Records from a dataset
[Start of section]
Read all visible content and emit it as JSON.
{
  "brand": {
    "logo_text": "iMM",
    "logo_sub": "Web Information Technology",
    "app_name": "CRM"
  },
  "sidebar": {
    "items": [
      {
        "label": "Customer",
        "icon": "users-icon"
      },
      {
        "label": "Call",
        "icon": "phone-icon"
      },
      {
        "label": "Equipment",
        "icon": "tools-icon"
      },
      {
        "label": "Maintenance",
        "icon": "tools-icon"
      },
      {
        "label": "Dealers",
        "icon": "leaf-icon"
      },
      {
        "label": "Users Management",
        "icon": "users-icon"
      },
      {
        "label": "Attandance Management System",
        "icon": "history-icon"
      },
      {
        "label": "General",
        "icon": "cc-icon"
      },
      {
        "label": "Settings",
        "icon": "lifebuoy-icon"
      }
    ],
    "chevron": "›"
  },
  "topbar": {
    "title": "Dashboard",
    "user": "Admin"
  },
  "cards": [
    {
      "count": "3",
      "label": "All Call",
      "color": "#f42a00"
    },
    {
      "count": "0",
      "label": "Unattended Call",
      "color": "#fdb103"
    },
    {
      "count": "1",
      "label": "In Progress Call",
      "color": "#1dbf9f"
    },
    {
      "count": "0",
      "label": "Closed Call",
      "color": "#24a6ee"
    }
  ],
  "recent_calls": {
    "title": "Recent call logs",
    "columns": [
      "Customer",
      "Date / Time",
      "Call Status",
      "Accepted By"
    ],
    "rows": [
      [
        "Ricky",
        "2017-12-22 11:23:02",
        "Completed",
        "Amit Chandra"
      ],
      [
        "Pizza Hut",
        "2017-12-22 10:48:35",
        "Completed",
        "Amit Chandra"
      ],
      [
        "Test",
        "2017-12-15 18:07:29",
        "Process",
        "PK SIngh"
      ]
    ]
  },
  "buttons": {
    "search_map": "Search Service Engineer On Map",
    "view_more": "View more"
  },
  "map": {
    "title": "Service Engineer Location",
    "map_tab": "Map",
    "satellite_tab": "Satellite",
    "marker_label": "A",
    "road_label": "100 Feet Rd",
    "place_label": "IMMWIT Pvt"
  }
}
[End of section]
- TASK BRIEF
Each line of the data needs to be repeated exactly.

- ANSWER BOX
Read all visible content and emit it as JSON.
{
  "brand": {
    "logo_text": "iMM",
    "logo_sub": "Web Information Technology",
    "app_name": "CRM"
  },
  "sidebar": {
    "items": [
      {
        "label": "Customer",
        "icon": "users-icon"
      },
      {
        "label": "Call",
        "icon": "phone-icon"
      },
      {
        "label": "Equipment",
        "icon": "tools-icon"
      },
      {
        "label": "Maintenance",
        "icon": "tools-icon"
      },
      {
        "label": "Dealers",
        "icon": "leaf-icon"
      },
      {
        "label": "Users Management",
        "icon": "users-icon"
      },
      {
        "label": "Attandance Management System",
        "icon": "history-icon"
      },
      {
        "label": "General",
        "icon": "cc-icon"
      },
      {
        "label": "Settings",
        "icon": "lifebuoy-icon"
      }
    ],
    "chevron": "›"
  },
  "topbar": {
    "title": "Dashboard",
    "user": "Admin"
  },
  "cards": [
    {
      "count": "3",
      "label": "All Call",
      "color": "#f42a00"
    },
    {
      "count": "0",
      "label": "Unattended Call",
      "color": "#fdb103"
    },
    {
      "count": "1",
      "label": "In Progress Call",
      "color": "#1dbf9f"
    },
    {
      "count": "0",
      "label": "Closed Call",
      "color": "#24a6ee"
    }
  ],
  "recent_calls": {
    "title": "Recent call logs",
    "columns": [
      "Customer",
      "Date / Time",
      "Call Status",
      "Accepted By"
    ],
    "rows": [
      [
        "Ricky",
        "2017-12-22 11:23:02",
        "Completed",
        "Amit Chandra"
      ],
      [
        "Pizza Hut",
        "2017-12-22 10:48:35",
        "Completed",
        "Amit Chandra"
      ],
      [
        "Test",
        "2017-12-15 18:07:29",
        "Process",
        "PK SIngh"
      ]
    ]
  },
  "buttons": {
    "search_map": "Search Service Engineer On Map",
    "view_more": "View more"
  },
  "map": {
    "title": "Service Engineer Location",
    "map_tab": "Map",
    "satellite_tab": "Satellite",
    "marker_label": "A",
    "road_label": "100 Feet Rd",
    "place_label": "IMMWIT Pvt"
  }
}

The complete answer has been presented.